§ **What the task requires**:
For every record here, output an exact copy.

[[ Exercise materials, beginning ]]

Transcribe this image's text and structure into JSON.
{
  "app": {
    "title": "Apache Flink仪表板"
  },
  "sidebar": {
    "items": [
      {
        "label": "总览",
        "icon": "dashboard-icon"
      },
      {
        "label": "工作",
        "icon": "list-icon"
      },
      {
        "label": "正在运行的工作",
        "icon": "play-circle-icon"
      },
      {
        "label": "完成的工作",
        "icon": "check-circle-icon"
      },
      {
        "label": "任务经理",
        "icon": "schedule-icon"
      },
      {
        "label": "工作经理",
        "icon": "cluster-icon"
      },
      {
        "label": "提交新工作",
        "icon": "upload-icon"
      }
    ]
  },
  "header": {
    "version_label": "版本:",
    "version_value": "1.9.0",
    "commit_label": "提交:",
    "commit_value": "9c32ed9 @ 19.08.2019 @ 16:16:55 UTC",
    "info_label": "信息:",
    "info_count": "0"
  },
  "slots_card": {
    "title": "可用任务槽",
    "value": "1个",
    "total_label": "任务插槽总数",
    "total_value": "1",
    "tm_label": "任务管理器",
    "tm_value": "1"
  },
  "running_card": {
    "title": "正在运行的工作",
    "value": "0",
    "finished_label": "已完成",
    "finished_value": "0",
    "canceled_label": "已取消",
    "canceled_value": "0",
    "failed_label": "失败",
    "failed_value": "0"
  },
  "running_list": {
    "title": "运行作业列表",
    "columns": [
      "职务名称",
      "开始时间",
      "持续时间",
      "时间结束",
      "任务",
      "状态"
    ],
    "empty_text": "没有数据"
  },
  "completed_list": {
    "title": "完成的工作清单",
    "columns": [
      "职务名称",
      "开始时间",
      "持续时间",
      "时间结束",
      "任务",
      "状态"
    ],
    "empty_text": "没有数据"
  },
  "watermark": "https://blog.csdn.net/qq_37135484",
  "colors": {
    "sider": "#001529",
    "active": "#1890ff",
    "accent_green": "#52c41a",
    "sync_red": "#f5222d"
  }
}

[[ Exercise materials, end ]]

§ **Answer to this problem**:
Transcribe this image's text and structure into JSON.
{
  "app": {
    "title": "Apache Flink仪表板"
  },
  "sidebar": {
    "items": [
      {
        "label": "总览",
        "icon": "dashboard-icon"
      },
      {
        "label": "工作",
        "icon": "list-icon"
      },
      {
        "label": "正在运行的工作",
        "icon": "play-circle-icon"
      },
      {
        "label": "完成的工作",
        "icon": "check-circle-icon"
      },
      {
        "label": "任务经理",
        "icon": "schedule-icon"
      },
      {
        "label": "工作经理",
        "icon": "cluster-icon"
      },
      {
        "label": "提交新工作",
        "icon": "upload-icon"
      }
    ]
  },
  "header": {
    "version_label": "版本:",
    "version_value": "1.9.0",
    "commit_label": "提交:",
    "commit_value": "9c32ed9 @ 19.08.2019 @ 16:16:55 UTC",
    "info_label": "信息:",
    "info_count": "0"
  },
  "slots_card": {
    "title": "可用任务槽",
    "value": "1个",
    "total_label": "任务插槽总数",
    "total_value": "1",
    "tm_label": "任务管理器",
    "tm_value": "1"
  },
  "running_card": {
    "title": "正在运行的工作",
    "value": "0",
    "finished_label": "已完成",
    "finished_value": "0",
    "canceled_label": "已取消",
    "canceled_value": "0",
    "failed_label": "失败",
    "failed_value": "0"
  },
  "running_list": {
    "title": "运行作业列表",
    "columns": [
      "职务名称",
      "开始时间",
      "持续时间",
      "时间结束",
      "任务",
      "状态"
    ],
    "empty_text": "没有数据"
  },
  "completed_list": {
    "title": "完成的工作清单",
    "columns": [
      "职务名称",
      "开始时间",
      "持续时间",
      "时间结束",
      "任务",
      "状态"
    ],
    "empty_text": "没有数据"
  },
  "watermark": "https://blog.csdn.net/qq_37135484",
  "colors": {
    "sider": "#001529",
    "active": "#1890ff",
    "accent_green": "#52c41a",
    "sync_red": "#f5222d"
  }
}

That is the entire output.